As the end of a school year like no other approaches, college students throughout Boston need their caffeine more than ever. In the face of looming finals and a multitude of papers, the Vietnamese coffee shop Cicada Coffee Bar might just be the perfect study escape.
Former Boston City Council President Kim Janey was sworn in as the 55th mayor of Boston on Wednesday morning following the confirmation of Marty Walsh, BC ’09, as Labor Secretary on Tuesday.
Since returning to campus in the fall, Boston College students have grown accustomed to COVID-19 testing, social distancing, and contact tracing. These new measures have created a unique BC experience, but changes to college life are all too familiar to students throughout the Boston area.

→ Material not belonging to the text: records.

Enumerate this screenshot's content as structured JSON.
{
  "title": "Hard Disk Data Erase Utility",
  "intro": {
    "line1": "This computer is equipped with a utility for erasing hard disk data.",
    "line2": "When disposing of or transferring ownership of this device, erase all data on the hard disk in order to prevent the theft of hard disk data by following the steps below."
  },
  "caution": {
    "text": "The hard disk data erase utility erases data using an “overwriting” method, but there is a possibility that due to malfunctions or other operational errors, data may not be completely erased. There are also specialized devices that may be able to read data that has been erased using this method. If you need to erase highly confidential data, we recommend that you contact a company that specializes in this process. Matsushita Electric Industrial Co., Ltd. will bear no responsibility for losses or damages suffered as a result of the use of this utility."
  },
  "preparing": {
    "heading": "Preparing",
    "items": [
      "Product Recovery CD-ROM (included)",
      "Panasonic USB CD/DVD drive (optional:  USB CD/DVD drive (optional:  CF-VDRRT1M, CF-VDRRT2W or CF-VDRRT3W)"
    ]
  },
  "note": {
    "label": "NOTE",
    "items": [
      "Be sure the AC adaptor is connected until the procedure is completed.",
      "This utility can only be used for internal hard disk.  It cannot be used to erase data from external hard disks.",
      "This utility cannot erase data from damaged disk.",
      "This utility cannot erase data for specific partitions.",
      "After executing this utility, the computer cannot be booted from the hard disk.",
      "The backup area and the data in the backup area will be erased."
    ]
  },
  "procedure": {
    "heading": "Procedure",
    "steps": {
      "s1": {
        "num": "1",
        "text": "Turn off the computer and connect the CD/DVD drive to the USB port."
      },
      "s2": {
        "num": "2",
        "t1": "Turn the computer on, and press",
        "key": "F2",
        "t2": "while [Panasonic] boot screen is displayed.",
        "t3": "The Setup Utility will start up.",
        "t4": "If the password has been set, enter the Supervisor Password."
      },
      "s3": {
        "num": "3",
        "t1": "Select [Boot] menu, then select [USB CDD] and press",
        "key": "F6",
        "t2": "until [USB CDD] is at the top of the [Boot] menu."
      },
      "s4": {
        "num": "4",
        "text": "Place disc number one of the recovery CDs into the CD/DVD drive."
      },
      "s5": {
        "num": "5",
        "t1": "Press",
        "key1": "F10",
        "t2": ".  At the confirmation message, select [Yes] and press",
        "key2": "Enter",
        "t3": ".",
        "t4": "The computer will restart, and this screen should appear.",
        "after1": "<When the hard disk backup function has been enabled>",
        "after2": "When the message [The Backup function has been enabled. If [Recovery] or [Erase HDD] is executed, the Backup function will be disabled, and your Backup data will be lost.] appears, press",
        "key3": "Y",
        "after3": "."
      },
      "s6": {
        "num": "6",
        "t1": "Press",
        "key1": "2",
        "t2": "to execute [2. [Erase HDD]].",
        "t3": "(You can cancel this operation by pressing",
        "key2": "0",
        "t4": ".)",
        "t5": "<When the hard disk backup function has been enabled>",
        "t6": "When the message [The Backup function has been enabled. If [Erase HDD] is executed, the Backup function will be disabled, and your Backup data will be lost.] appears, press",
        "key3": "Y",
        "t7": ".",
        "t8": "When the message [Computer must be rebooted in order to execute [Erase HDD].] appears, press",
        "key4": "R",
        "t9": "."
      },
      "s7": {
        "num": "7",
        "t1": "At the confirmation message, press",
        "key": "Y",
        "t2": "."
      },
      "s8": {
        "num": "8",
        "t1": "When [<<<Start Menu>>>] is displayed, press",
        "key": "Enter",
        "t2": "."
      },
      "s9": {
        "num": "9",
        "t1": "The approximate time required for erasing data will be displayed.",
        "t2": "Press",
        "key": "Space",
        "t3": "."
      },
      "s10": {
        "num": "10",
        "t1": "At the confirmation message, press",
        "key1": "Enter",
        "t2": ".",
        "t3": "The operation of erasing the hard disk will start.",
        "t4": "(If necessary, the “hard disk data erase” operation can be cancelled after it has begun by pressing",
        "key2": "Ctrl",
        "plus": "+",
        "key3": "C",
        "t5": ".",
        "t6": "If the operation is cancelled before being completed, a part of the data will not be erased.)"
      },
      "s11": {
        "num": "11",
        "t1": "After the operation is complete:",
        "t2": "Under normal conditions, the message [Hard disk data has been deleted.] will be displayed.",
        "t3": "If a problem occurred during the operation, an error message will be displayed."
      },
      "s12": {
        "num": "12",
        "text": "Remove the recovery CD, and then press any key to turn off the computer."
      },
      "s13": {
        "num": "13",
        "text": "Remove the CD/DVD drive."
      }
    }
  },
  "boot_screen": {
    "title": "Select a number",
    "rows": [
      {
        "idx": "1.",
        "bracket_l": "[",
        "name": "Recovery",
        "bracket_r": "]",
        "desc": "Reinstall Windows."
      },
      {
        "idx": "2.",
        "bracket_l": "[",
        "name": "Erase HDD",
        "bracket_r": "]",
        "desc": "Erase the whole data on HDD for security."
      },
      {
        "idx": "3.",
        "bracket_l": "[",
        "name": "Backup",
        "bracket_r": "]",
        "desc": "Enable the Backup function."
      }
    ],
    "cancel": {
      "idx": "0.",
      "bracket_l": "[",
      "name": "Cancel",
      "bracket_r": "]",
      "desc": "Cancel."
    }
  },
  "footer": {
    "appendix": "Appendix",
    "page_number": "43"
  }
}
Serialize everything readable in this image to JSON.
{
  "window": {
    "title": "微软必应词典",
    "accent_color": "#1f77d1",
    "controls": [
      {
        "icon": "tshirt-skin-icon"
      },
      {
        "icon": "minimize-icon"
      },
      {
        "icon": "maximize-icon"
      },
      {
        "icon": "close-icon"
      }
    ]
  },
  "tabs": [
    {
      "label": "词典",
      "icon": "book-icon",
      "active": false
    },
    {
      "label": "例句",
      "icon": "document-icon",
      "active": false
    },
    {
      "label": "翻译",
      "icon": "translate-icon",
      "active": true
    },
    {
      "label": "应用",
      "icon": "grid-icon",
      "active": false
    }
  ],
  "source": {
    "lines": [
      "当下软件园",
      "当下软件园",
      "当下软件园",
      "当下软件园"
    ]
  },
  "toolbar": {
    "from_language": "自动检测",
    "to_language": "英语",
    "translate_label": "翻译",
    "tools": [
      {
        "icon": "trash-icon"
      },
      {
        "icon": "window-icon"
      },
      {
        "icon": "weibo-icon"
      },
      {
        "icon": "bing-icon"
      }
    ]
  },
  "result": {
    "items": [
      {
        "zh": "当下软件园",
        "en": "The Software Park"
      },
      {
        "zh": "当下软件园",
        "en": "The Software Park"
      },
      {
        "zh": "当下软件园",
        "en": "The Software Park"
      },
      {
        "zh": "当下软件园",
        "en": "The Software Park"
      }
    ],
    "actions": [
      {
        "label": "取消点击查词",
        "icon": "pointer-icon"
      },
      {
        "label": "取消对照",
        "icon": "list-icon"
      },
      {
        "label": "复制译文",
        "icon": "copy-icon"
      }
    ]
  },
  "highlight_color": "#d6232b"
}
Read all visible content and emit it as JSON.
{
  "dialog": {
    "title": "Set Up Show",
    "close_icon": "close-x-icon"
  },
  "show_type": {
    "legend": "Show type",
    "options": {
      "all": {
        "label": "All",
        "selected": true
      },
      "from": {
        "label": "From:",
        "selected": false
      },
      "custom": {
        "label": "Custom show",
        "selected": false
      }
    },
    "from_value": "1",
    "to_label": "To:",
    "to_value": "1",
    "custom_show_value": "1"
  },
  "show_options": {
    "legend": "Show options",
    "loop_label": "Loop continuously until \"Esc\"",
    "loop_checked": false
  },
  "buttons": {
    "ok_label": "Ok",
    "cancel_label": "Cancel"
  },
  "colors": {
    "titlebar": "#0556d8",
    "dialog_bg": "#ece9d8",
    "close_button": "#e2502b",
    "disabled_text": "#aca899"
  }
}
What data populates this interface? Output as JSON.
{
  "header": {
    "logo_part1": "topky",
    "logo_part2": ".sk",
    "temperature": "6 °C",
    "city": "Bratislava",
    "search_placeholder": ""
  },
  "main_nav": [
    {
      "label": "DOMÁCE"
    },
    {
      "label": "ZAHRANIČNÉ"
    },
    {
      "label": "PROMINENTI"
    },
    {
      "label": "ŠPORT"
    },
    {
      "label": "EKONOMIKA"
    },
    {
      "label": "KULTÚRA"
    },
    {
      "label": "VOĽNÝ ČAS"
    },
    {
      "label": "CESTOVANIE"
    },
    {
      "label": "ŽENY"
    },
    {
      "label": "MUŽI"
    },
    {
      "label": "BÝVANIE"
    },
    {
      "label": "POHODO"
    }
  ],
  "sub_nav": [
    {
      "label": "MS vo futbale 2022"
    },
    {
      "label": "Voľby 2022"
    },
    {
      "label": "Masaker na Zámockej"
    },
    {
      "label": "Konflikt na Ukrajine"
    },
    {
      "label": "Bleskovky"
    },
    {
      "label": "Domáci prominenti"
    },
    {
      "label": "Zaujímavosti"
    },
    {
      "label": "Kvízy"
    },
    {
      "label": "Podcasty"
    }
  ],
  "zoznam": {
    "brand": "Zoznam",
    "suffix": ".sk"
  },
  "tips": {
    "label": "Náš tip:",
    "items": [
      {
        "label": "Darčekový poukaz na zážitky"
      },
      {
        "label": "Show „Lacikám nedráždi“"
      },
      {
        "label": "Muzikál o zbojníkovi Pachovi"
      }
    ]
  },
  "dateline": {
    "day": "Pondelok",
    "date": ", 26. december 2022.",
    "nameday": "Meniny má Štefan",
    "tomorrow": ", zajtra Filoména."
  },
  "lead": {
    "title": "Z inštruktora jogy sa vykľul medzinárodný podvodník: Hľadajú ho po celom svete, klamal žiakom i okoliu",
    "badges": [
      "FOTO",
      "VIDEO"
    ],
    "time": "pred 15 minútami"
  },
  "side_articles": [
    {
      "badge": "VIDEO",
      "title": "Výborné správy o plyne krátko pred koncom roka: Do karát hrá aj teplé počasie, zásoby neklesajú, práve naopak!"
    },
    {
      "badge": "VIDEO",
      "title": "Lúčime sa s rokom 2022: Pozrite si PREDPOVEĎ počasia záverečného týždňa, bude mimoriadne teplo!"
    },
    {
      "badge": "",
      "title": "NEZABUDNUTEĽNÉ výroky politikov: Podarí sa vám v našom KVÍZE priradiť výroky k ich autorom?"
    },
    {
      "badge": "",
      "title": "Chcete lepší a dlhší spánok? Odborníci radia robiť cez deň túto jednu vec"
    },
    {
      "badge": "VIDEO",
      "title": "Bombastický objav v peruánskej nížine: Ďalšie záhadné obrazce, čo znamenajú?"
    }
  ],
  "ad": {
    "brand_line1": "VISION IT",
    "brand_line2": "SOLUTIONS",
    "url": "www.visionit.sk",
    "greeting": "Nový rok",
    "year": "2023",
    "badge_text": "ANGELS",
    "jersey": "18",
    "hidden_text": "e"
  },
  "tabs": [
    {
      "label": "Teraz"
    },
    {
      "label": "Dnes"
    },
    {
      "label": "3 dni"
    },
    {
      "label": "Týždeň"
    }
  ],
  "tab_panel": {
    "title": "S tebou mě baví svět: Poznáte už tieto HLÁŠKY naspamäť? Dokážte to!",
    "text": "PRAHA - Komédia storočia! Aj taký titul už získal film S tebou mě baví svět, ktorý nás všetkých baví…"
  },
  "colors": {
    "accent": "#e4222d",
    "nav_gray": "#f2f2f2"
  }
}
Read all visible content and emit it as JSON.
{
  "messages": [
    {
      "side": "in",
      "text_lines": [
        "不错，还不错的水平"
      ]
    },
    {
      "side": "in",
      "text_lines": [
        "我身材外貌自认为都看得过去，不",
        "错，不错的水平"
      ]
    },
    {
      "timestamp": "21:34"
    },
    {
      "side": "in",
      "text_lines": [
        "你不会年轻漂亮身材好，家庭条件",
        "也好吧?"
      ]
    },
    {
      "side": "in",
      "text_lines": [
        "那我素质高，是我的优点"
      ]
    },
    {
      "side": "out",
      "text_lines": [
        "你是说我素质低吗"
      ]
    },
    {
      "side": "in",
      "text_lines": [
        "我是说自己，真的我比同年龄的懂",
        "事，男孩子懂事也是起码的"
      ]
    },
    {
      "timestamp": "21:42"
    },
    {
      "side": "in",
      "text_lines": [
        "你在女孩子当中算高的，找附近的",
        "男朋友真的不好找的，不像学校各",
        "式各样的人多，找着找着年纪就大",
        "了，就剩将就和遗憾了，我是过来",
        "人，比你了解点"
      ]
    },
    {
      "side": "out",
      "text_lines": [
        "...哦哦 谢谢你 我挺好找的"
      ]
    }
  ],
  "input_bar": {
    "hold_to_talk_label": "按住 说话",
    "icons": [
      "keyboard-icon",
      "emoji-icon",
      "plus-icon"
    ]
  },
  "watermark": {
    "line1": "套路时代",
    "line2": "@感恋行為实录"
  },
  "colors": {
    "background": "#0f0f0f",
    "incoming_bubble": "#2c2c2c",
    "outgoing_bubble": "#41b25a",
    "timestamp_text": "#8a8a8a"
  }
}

The general public, including all residents 16 years and older, will be eligible to receive the vaccine in Massachusetts on April 19, according to Governor Charlie Baker’s announcement on Wednesday.
The notice of the Fenway vaccination site closure follows Baker’s Wednesday announcement that K-12 teachers, childcare workers, and school staff will be eligible to receive the COVID-19 vaccine beginning March 11. This will add an additional 400,000 people to the eligible population, according to Baker.
K-12 teachers, child care workers, and school staff will be able to register for COVID-19 vaccinations at any of the 170 distribution locations within Massachusetts beginning on March 11.
The 50th anniversary Boston Pride Parade and Festival has been postponed from the usual June date due to restrictions on large gatherings in the Commonwealth of Massachusetts.
Soleil, a local breakfast-lunch spot in Roxbury, fosters a sense of community alongside its homestyle food. The restaurant, under the leadership of chef and owner Cheryl Straughter, has gained a loyal following within the community.
The summit also included eight workshops which focused on a variety of topics, including women in software engineering and the importance of self-compassion.
“I was very anxious, excited with anticipation, and I think most of the people I worked with had the same feeling,” Nanci Ginty Butler said. “When it happened it was very emotional, like just a wave of hopeful relief.”